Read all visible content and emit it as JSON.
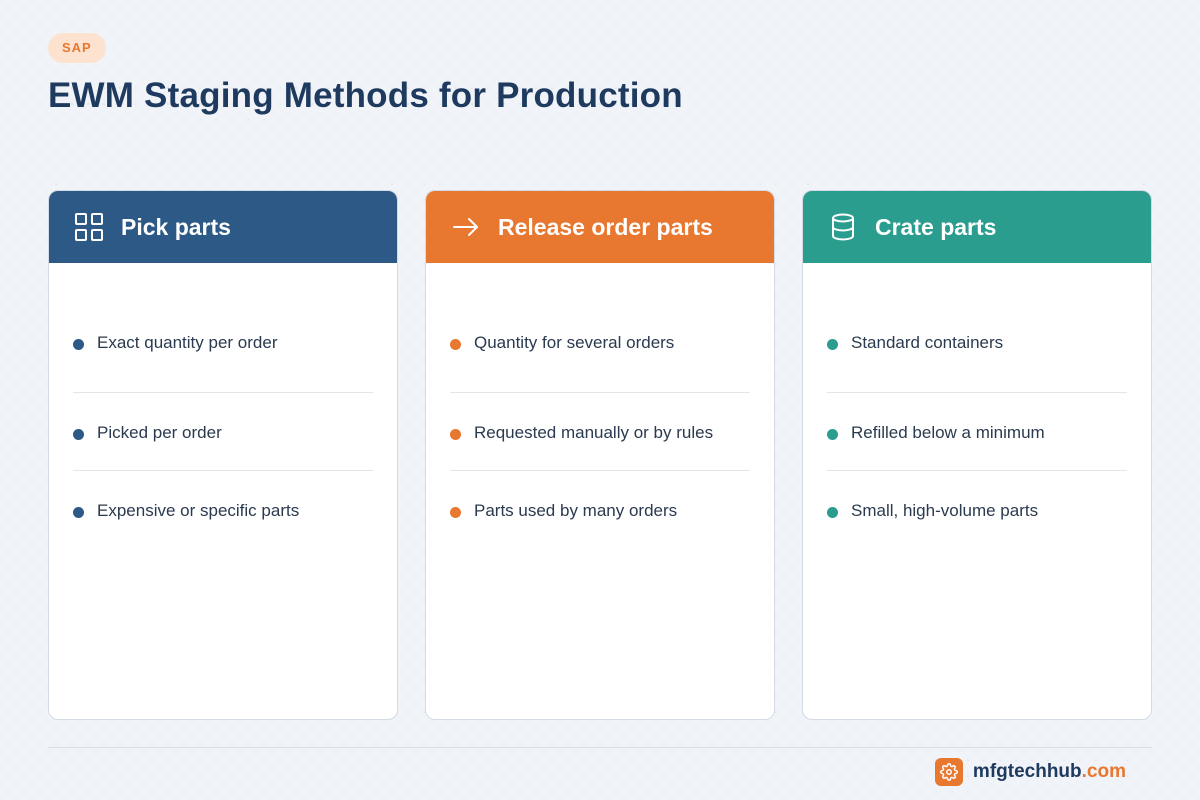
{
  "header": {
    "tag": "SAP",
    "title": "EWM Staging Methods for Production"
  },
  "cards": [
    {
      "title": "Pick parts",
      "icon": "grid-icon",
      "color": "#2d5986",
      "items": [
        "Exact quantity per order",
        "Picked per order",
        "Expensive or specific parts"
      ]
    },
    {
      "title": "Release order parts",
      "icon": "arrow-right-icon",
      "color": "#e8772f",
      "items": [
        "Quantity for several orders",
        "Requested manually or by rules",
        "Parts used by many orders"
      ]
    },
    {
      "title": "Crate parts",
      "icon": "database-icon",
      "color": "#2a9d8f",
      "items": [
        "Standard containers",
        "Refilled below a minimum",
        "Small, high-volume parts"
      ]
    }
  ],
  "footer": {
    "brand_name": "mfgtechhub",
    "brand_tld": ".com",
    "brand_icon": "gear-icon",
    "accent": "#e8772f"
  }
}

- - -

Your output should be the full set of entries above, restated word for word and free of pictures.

WRITTEN RESPONSE:
Read all visible content and emit it as JSON.
{
  "header": {
    "tag": "SAP",
    "title": "EWM Staging Methods for Production"
  },
  "cards": [
    {
      "title": "Pick parts",
      "icon": "grid-icon",
      "color": "#2d5986",
      "items": [
        "Exact quantity per order",
        "Picked per order",
        "Expensive or specific parts"
      ]
    },
    {
      "title": "Release order parts",
      "icon": "arrow-right-icon",
      "color": "#e8772f",
      "items": [
        "Quantity for several orders",
        "Requested manually or by rules",
        "Parts used by many orders"
      ]
    },
    {
      "title": "Crate parts",
      "icon": "database-icon",
      "color": "#2a9d8f",
      "items": [
        "Standard containers",
        "Refilled below a minimum",
        "Small, high-volume parts"
      ]
    }
  ],
  "footer": {
    "brand_name": "mfgtechhub",
    "brand_tld": ".com",
    "brand_icon": "gear-icon",
    "accent": "#e8772f"
  }
}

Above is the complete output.